How can we tame such an animal? Maybe we can’t completely, but the writer pulls back from that conclusion to note that the tongue can bless God, bless others. Yet the same tongue also curses others, others made in the likeness of God. To then say, “this ought not to be so,” implies that we can do better. The writer is telling us that how we use words is vitally important, and that we often use our words poorly, destructively. As God’s people, as people of faith, we should do better. The writer, with his use of nature metaphors, is also saying, “of all God’s creatures, only humans violate the integrity and consistency of creation” (People’s New Testament Commentary).
Being mindful and cautious in our use of words is a significant challenge in our day and time. Words surround us. They come at us from every direction. Human beings have become ingenious in multiplying the ways we can get words to others – cell phones, text messaging, the internet, i pods. We have come a long way since the transistor radio. We should take these words to heart, and to tongue.
A brother asked Abba Sisois, “I long to guard my heart.” The old man said to him, “And how can we guard the heart if our tongue leaves the door of the fortress open?” (Spiritual Formation Bible)
James 3:13-18: As he has before, the writer returns to a theme introduced earlier – here it is wisdom. He poses a rhetorical question – who is wise? Just as faith is demonstrated by good works, so, too, wisdom. There is a false wisdom that is full of itself – full of selfish ambition and envy. Such wisdom creates disorder and wickedness. True wisdom is pure, peaceable, gentle, merciful, full of good fruits, shows no partiality. Wisdom makes peace and leads to peace and justice/righteousness. Verse 18 could be translated: “And the fruit of justice is sown in peace among those who make peace” (People’s New Testament Commentary) Here are some of these verses as rendered in The Message: Do you want to be counted wise, to build a reputation for wisdom? Here’s what you do: Live well, live wisely, live humbly. It’s the way you live, not the way you talk, that counts…. Real wisdom, God’s wisdom, begins with a holy life and is characterized by getting along with others. It is gentle and reasonable, overflowing with mercy and blessings, not hot one day and cold the next, not two-faced.

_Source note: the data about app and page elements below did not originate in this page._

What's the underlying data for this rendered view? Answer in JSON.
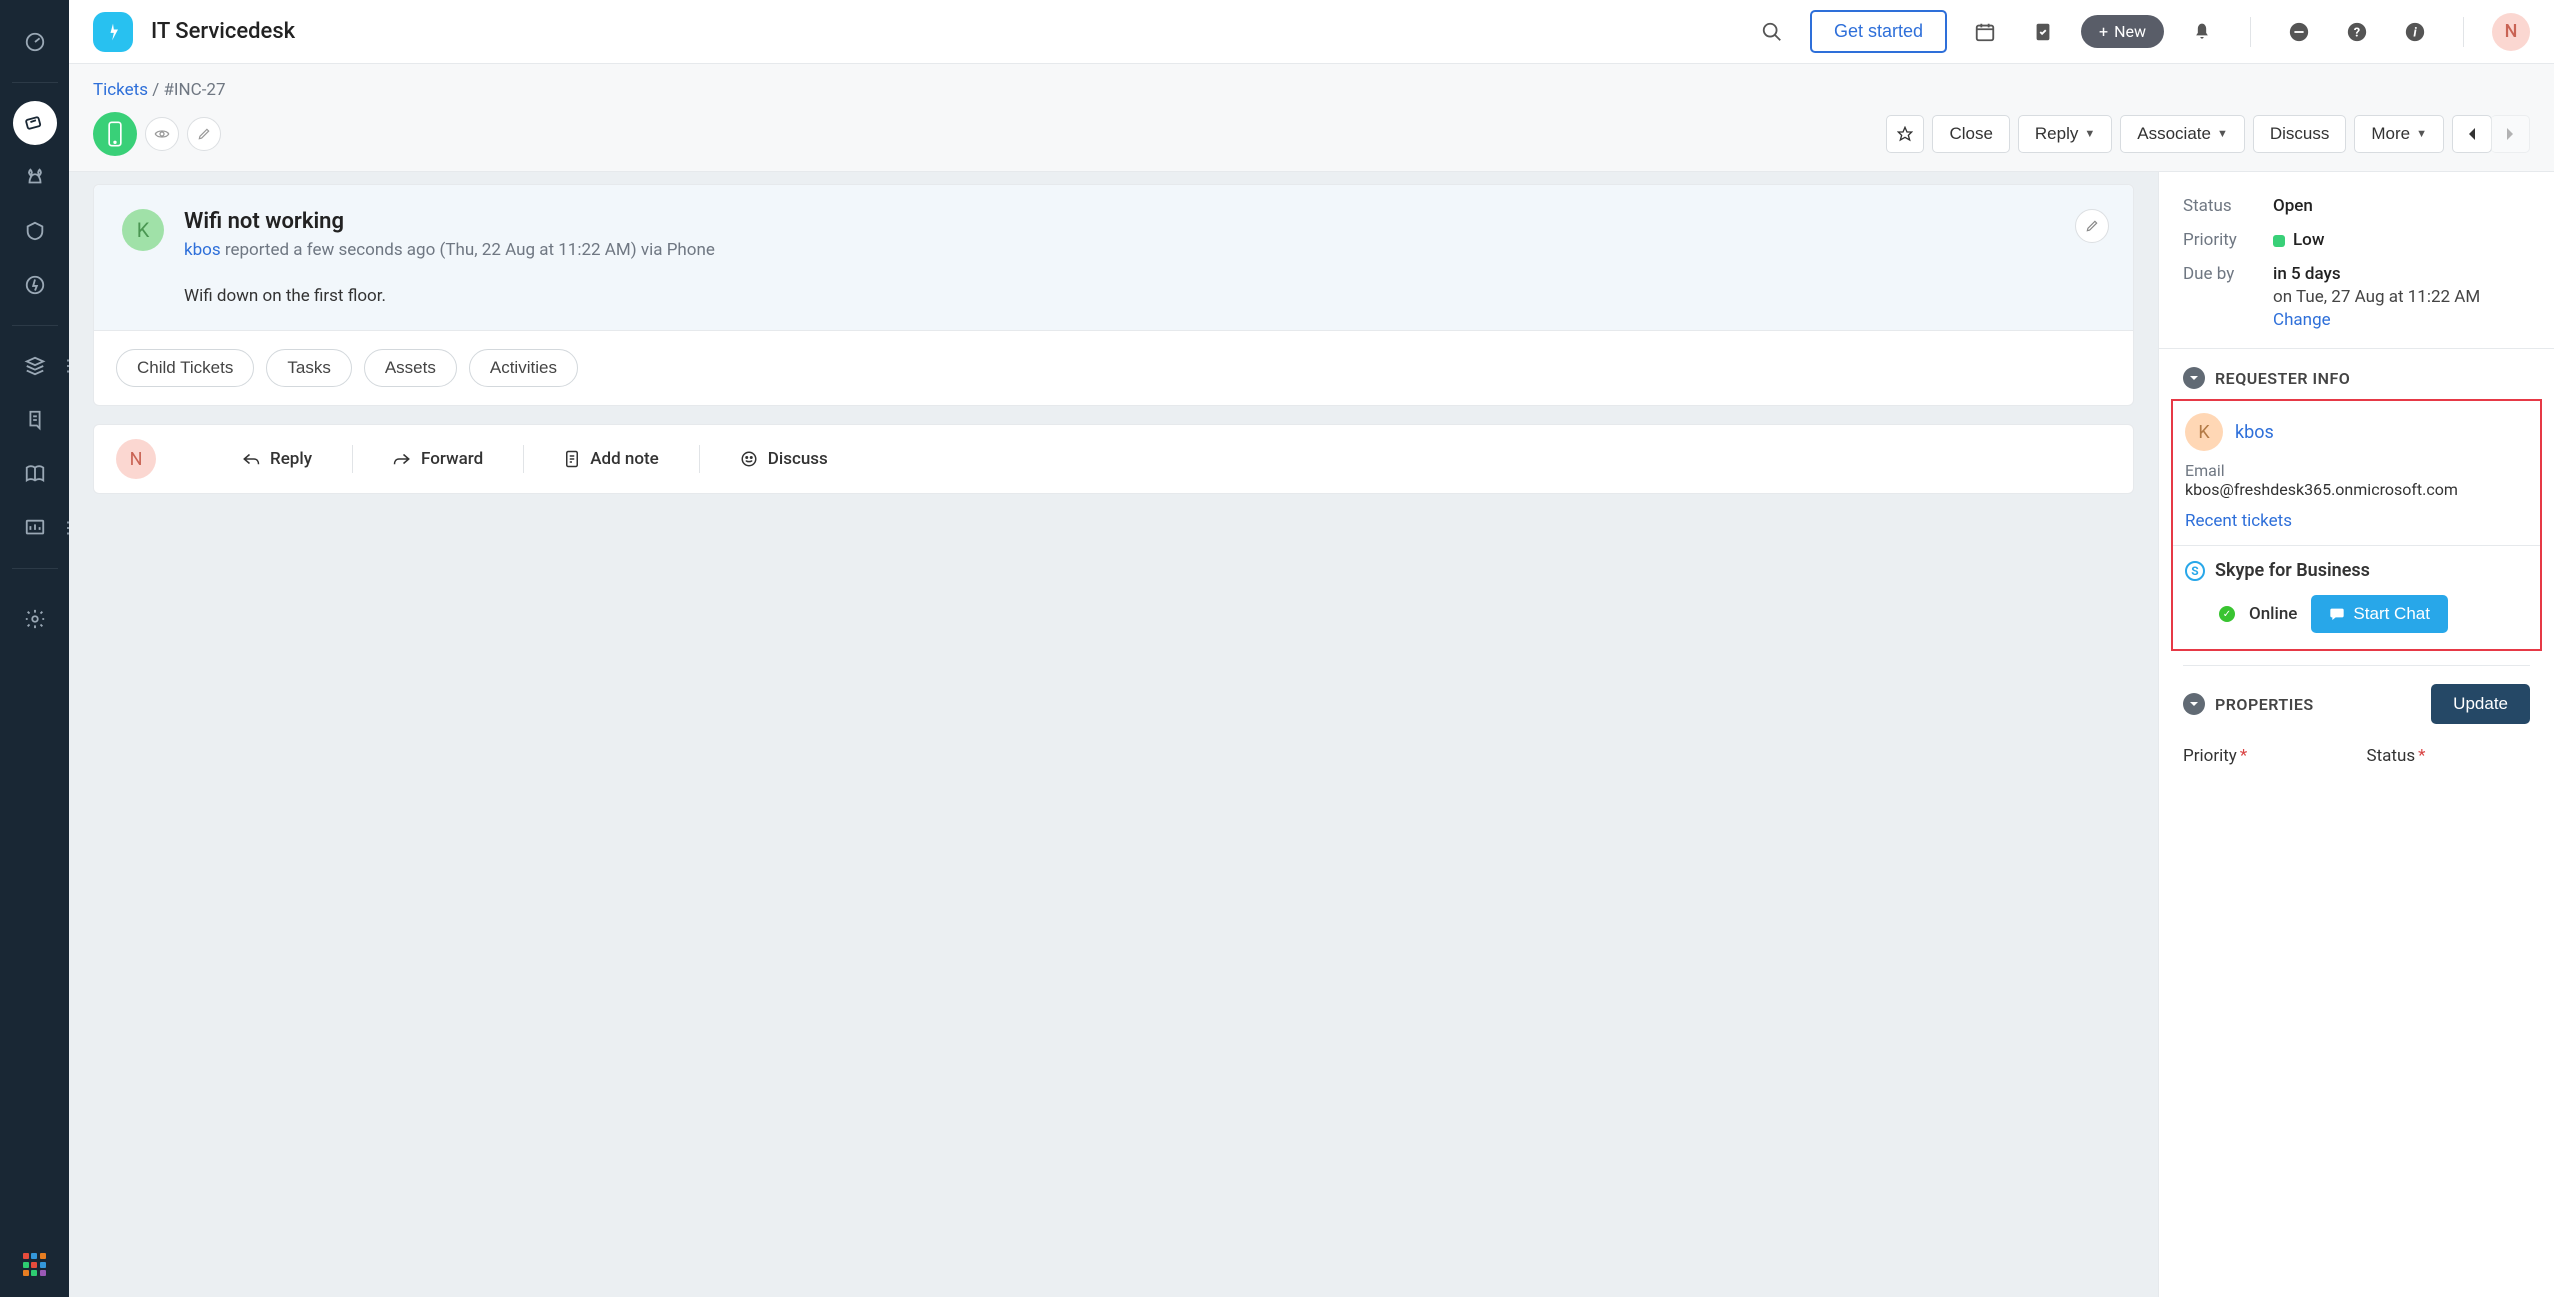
{
  "app": {
    "title": "IT Servicedesk"
  },
  "header": {
    "get_started": "Get started",
    "new_label": "New",
    "user_initial": "N"
  },
  "breadcrumb": {
    "root": "Tickets",
    "ticket_id": "#INC-27"
  },
  "actions": {
    "close": "Close",
    "reply": "Reply",
    "associate": "Associate",
    "discuss": "Discuss",
    "more": "More"
  },
  "ticket": {
    "avatar_initial": "K",
    "title": "Wifi not working",
    "reporter": "kbos",
    "meta_text": "reported a few seconds ago (Thu, 22 Aug at 11:22 AM) via Phone",
    "body": "Wifi down on the first floor."
  },
  "tabs": {
    "child": "Child Tickets",
    "tasks": "Tasks",
    "assets": "Assets",
    "activities": "Activities"
  },
  "reply_bar": {
    "avatar": "N",
    "reply": "Reply",
    "forward": "Forward",
    "add_note": "Add note",
    "discuss": "Discuss"
  },
  "status_panel": {
    "status_label": "Status",
    "status_value": "Open",
    "priority_label": "Priority",
    "priority_value": "Low",
    "priority_color": "#39d078",
    "due_label": "Due by",
    "due_value": "in 5 days",
    "due_date": "on Tue, 27 Aug at 11:22 AM",
    "change": "Change"
  },
  "requester": {
    "section_title": "REQUESTER INFO",
    "avatar_initial": "K",
    "name": "kbos",
    "email_label": "Email",
    "email": "kbos@freshdesk365.onmicrosoft.com",
    "recent_tickets": "Recent tickets",
    "skype_label": "Skype for Business",
    "online": "Online",
    "start_chat": "Start Chat"
  },
  "properties": {
    "section_title": "PROPERTIES",
    "update": "Update",
    "priority_field": "Priority",
    "status_field": "Status"
  }
}
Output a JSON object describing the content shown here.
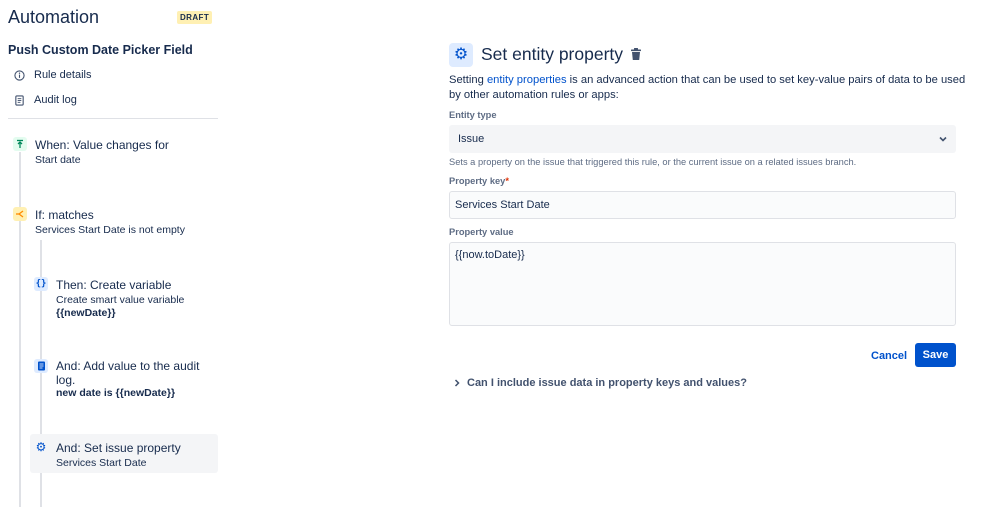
{
  "app": {
    "title": "Automation",
    "badge": "DRAFT"
  },
  "rule": {
    "name": "Push Custom Date Picker Field"
  },
  "nav": [
    {
      "label": "Rule details",
      "icon": "info-icon"
    },
    {
      "label": "Audit log",
      "icon": "document-icon"
    }
  ],
  "steps": [
    {
      "title": "When: Value changes for",
      "subtitle": "Start date",
      "icon": "trigger-icon",
      "accent": "#00875a",
      "bg": "#e3fcef"
    },
    {
      "title": "If: matches",
      "subtitle": "Services Start Date is not empty",
      "icon": "branch-condition-icon",
      "accent": "#ff991f",
      "bg": "#fff0b3"
    },
    {
      "title": "Then: Create variable",
      "subtitle": "Create smart value variable",
      "bold": "{{newDate}}",
      "icon": "braces-icon",
      "accent": "#0052cc",
      "bg": "#deebff"
    },
    {
      "title_line1": "And: Add value to the audit",
      "title_line2": "log.",
      "bold": "new date is {{newDate}}",
      "icon": "audit-log-icon",
      "accent": "#0052cc",
      "bg": "#deebff"
    },
    {
      "title": "And: Set issue property",
      "subtitle": "Services Start Date",
      "icon": "gear-icon",
      "accent": "#0052cc",
      "bg": "#deebff"
    }
  ],
  "panel": {
    "title": "Set entity property",
    "description_pre": "Setting ",
    "description_link": "entity properties",
    "description_post": " is an advanced action that can be used to set key-value pairs of data to be used by other automation rules or apps:",
    "entity_type_label": "Entity type",
    "entity_type_value": "Issue",
    "entity_type_helper": "Sets a property on the issue that triggered this rule, or the current issue on a related issues branch.",
    "property_key_label": "Property key",
    "property_key_value": "Services Start Date",
    "property_value_label": "Property value",
    "property_value_value": "{{now.toDate}}",
    "cancel_label": "Cancel",
    "save_label": "Save",
    "faq_label": "Can I include issue data in property keys and values?"
  },
  "colors": {
    "primary": "#0052cc",
    "text": "#172b4d",
    "subtle": "#5e6c84",
    "required": "#de350b"
  }
}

You can develop a healthy, robust community that lives right with God and enjoy its results only if you do the hard work of getting along with each other, treating each other with dignity and honor.
The challenge of these verses is not understanding them. The challenge is living them, living wisely, living humbly, living well.